"For a psychologist," she managed, "you're a pretty good detective."
He smiled at the deliberate reversal, then pressed his lips to her forehead.
She turned her cheek to a dry place on the prickly tweed, then burrowed her face into the soft cotton of his shirt. "I'm sorry, Mike. It should never have gotten this far. I don't know why --"
"Stop psychologicalizing yourself." Muscular arms squeezed a little, cautious of her fragility and his own strength. "Just get help, okay? Please?"
She nodded, and felt the breath sigh out of him.
After a long, silent while, he said, "Liz?"
"Mmm?" Drowsy; warm; forever since she'd been warm enough -- part of her illness, she recognized that now, along with the sleeplessness and the irritability and the cessation of her menses, which alone should've told her something was terribly, terribly wrong. But she was beginning to understand why she'd been so goddamned blind to it all.
How amazing that Mike Logan had been the one to open her eyes.

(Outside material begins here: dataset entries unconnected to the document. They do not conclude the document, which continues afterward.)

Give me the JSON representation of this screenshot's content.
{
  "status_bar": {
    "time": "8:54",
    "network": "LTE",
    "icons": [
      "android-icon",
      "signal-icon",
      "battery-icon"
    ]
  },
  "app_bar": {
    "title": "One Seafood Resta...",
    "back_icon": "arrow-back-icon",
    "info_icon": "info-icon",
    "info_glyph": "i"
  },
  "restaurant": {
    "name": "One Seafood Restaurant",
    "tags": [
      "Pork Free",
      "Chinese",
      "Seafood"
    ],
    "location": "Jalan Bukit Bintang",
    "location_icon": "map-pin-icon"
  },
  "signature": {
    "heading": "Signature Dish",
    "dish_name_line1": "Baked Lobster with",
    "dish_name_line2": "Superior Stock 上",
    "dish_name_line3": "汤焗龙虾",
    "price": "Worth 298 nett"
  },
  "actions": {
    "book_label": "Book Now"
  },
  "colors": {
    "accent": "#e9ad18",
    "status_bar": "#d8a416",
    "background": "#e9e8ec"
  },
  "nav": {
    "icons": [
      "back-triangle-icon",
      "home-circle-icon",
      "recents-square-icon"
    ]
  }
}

"Mmm." This was better than warm. This was safe.
"You'll laugh," he warned.
"I could use a laugh about now."
"Well...I don't think I shoulda had that brandy."
She raised her head again, frowning her puzzlement.
He was grinning from ear to ear. "Liz, honey, I really have to pee!"
She howled with laughter. Her ribs hurt, her cheeks ached, tears streamed from her eyes.
"It's not that funny!" he protested, and got up and strode with alacrity toward the hall.
She'd been wrong about what would happen when she finally cried. She hadn't withered up; tears were still there, streaming from her eyes as he called out with real anguish in his voice, "Where the hell is it?"
"Th-third door -- on the -- the r-right!" she yelled, collapsing onto the couch and holding her aching sides as laughter -- not hysteria, just honest, irresistible giggles -- overcame her again.
He hadn't yet returned before something else overcame her, and she slumped gratefully into the sofa, and fell soundly, dreamlessly asleep for the first time in much too long.